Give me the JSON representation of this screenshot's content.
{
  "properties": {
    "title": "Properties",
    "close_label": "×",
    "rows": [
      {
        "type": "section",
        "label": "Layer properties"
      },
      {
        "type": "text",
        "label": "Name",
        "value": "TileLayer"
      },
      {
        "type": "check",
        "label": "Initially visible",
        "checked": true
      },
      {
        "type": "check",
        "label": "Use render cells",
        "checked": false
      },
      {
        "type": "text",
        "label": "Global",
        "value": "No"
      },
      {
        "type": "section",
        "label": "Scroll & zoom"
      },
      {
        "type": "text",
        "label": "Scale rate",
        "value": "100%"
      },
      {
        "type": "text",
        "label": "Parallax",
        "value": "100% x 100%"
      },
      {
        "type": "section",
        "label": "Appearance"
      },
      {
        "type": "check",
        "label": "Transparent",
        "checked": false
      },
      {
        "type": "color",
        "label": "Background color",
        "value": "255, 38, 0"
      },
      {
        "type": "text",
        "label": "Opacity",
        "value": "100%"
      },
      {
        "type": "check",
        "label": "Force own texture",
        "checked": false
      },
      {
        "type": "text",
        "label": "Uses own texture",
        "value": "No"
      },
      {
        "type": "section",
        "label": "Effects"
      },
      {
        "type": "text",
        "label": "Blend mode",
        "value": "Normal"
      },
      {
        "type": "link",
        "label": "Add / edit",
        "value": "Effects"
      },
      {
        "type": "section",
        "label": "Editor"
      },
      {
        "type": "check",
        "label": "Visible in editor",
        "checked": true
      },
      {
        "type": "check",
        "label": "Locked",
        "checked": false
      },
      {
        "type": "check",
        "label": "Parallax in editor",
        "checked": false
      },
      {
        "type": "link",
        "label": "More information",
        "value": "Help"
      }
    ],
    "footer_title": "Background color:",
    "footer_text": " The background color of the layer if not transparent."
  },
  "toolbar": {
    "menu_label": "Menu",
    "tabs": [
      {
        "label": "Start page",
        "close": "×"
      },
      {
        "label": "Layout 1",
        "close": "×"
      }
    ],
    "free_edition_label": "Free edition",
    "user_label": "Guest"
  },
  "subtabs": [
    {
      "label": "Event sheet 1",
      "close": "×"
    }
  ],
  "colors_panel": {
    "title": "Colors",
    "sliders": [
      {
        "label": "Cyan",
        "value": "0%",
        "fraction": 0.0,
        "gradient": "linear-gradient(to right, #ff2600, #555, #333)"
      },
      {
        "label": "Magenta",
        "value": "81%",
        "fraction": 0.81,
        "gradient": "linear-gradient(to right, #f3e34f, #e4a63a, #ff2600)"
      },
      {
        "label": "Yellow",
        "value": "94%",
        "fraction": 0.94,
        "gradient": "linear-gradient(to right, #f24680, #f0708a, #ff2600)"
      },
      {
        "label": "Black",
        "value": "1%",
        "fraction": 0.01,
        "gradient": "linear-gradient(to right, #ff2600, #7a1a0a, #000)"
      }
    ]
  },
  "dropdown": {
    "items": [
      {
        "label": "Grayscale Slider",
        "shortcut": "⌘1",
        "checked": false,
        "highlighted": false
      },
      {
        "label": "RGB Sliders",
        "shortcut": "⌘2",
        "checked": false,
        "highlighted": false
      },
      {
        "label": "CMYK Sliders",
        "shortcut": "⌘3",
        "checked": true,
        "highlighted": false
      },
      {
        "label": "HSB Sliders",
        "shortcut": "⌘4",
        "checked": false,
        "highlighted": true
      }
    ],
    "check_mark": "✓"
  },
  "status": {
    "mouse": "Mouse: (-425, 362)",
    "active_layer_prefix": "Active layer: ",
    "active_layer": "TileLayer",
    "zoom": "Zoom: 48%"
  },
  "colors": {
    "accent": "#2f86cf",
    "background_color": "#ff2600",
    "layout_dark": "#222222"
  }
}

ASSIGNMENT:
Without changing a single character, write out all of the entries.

OUTPUT OF THE TASK:
Give me the JSON representation of this screenshot's content.
{
  "properties": {
    "title": "Properties",
    "close_label": "×",
    "rows": [
      {
        "type": "section",
        "label": "Layer properties"
      },
      {
        "type": "text",
        "label": "Name",
        "value": "TileLayer"
      },
      {
        "type": "check",
        "label": "Initially visible",
        "checked": true
      },
      {
        "type": "check",
        "label": "Use render cells",
        "checked": false
      },
      {
        "type": "text",
        "label": "Global",
        "value": "No"
      },
      {
        "type": "section",
        "label": "Scroll & zoom"
      },
      {
        "type": "text",
        "label": "Scale rate",
        "value": "100%"
      },
      {
        "type": "text",
        "label": "Parallax",
        "value": "100% x 100%"
      },
      {
        "type": "section",
        "label": "Appearance"
      },
      {
        "type": "check",
        "label": "Transparent",
        "checked": false
      },
      {
        "type": "color",
        "label": "Background color",
        "value": "255, 38, 0"
      },
      {
        "type": "text",
        "label": "Opacity",
        "value": "100%"
      },
      {
        "type": "check",
        "label": "Force own texture",
        "checked": false
      },
      {
        "type": "text",
        "label": "Uses own texture",
        "value": "No"
      },
      {
        "type": "section",
        "label": "Effects"
      },
      {
        "type": "text",
        "label": "Blend mode",
        "value": "Normal"
      },
      {
        "type": "link",
        "label": "Add / edit",
        "value": "Effects"
      },
      {
        "type": "section",
        "label": "Editor"
      },
      {
        "type": "check",
        "label": "Visible in editor",
        "checked": true
      },
      {
        "type": "check",
        "label": "Locked",
        "checked": false
      },
      {
        "type": "check",
        "label": "Parallax in editor",
        "checked": false
      },
      {
        "type": "link",
        "label": "More information",
        "value": "Help"
      }
    ],
    "footer_title": "Background color:",
    "footer_text": " The background color of the layer if not transparent."
  },
  "toolbar": {
    "menu_label": "Menu",
    "tabs": [
      {
        "label": "Start page",
        "close": "×"
      },
      {
        "label": "Layout 1",
        "close": "×"
      }
    ],
    "free_edition_label": "Free edition",
    "user_label": "Guest"
  },
  "subtabs": [
    {
      "label": "Event sheet 1",
      "close": "×"
    }
  ],
  "colors_panel": {
    "title": "Colors",
    "sliders": [
      {
        "label": "Cyan",
        "value": "0%",
        "fraction": 0.0,
        "gradient": "linear-gradient(to right, #ff2600, #555, #333)"
      },
      {
        "label": "Magenta",
        "value": "81%",
        "fraction": 0.81,
        "gradient": "linear-gradient(to right, #f3e34f, #e4a63a, #ff2600)"
      },
      {
        "label": "Yellow",
        "value": "94%",
        "fraction": 0.94,
        "gradient": "linear-gradient(to right, #f24680, #f0708a, #ff2600)"
      },
      {
        "label": "Black",
        "value": "1%",
        "fraction": 0.01,
        "gradient": "linear-gradient(to right, #ff2600, #7a1a0a, #000)"
      }
    ]
  },
  "dropdown": {
    "items": [
      {
        "label": "Grayscale Slider",
        "shortcut": "⌘1",
        "checked": false,
        "highlighted": false
      },
      {
        "label": "RGB Sliders",
        "shortcut": "⌘2",
        "checked": false,
        "highlighted": false
      },
      {
        "label": "CMYK Sliders",
        "shortcut": "⌘3",
        "checked": true,
        "highlighted": false
      },
      {
        "label": "HSB Sliders",
        "shortcut": "⌘4",
        "checked": false,
        "highlighted": true
      }
    ],
    "check_mark": "✓"
  },
  "status": {
    "mouse": "Mouse: (-425, 362)",
    "active_layer_prefix": "Active layer: ",
    "active_layer": "TileLayer",
    "zoom": "Zoom: 48%"
  },
  "colors": {
    "accent": "#2f86cf",
    "background_color": "#ff2600",
    "layout_dark": "#222222"
  }
}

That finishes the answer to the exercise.